:: Data for review ::

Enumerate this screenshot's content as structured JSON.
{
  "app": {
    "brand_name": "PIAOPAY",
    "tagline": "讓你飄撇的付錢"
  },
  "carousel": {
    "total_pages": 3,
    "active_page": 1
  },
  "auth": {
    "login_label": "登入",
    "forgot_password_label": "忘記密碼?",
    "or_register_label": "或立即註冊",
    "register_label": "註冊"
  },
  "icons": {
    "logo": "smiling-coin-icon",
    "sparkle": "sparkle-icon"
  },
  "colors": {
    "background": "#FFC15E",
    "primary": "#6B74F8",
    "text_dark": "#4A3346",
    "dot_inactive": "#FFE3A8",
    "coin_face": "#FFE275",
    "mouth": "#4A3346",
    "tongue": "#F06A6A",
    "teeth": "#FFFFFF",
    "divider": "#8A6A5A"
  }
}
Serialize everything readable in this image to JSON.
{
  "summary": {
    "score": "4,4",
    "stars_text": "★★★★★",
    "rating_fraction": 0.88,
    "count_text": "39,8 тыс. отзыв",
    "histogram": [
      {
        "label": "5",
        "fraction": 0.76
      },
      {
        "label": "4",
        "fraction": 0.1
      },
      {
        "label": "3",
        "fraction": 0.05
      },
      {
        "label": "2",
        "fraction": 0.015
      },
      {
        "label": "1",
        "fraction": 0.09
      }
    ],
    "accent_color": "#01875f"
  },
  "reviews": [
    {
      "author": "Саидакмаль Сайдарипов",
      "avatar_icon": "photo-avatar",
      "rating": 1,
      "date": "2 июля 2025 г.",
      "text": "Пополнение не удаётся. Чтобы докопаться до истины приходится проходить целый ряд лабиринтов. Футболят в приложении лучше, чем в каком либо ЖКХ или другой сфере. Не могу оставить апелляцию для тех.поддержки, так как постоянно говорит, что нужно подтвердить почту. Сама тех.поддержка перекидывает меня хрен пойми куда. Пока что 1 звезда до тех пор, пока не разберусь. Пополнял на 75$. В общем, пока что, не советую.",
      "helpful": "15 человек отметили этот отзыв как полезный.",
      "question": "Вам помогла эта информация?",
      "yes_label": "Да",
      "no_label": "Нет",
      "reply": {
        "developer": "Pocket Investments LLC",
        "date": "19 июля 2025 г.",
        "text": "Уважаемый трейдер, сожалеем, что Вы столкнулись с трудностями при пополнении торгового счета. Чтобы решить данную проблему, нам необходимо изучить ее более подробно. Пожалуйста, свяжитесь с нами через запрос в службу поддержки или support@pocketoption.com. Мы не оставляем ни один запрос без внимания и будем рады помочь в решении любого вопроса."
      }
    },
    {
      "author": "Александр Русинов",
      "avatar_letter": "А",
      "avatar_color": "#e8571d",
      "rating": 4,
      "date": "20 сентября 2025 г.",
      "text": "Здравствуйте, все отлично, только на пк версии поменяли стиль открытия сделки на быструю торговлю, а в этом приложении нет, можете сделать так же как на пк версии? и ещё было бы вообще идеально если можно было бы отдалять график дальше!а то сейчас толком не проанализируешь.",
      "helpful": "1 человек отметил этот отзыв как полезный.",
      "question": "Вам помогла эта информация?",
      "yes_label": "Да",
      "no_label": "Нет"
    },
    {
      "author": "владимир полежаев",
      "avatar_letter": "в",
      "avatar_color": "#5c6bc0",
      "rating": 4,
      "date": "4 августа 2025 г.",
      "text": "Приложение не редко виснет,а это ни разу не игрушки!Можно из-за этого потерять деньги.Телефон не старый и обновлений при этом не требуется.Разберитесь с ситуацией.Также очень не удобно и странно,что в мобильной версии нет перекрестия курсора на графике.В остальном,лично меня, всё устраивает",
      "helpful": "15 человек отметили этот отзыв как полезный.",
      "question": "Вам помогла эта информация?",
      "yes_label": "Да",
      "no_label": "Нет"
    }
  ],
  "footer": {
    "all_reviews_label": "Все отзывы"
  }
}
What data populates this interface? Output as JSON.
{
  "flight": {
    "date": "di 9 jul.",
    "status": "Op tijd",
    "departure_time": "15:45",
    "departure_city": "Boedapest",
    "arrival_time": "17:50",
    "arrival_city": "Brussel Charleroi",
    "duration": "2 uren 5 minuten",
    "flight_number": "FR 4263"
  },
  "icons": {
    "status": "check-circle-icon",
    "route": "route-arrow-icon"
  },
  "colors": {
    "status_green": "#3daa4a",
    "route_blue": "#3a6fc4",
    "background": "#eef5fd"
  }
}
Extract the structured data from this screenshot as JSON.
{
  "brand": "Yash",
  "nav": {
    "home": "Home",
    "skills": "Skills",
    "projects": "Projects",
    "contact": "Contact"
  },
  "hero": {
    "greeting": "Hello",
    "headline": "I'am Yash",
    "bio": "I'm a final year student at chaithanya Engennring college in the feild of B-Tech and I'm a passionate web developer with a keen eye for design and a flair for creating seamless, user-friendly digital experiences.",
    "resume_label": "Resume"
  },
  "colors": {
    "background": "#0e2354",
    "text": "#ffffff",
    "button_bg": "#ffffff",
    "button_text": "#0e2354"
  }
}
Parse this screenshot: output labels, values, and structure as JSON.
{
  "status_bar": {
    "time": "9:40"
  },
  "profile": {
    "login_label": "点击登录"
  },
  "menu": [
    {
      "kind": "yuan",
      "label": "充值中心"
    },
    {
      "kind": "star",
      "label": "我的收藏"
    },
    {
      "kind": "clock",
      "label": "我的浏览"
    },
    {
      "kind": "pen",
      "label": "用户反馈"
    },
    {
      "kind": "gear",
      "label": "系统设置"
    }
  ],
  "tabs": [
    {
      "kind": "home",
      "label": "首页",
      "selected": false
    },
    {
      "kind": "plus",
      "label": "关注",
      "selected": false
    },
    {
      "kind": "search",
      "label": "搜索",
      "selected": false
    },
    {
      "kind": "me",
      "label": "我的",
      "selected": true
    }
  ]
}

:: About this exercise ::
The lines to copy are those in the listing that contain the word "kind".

:: Reply to the task ::
      "kind": "yuan",
      "kind": "star",
      "kind": "clock",
      "kind": "pen",
      "kind": "gear",
      "kind": "home",
      "kind": "plus",
      "kind": "search",
      "kind": "me",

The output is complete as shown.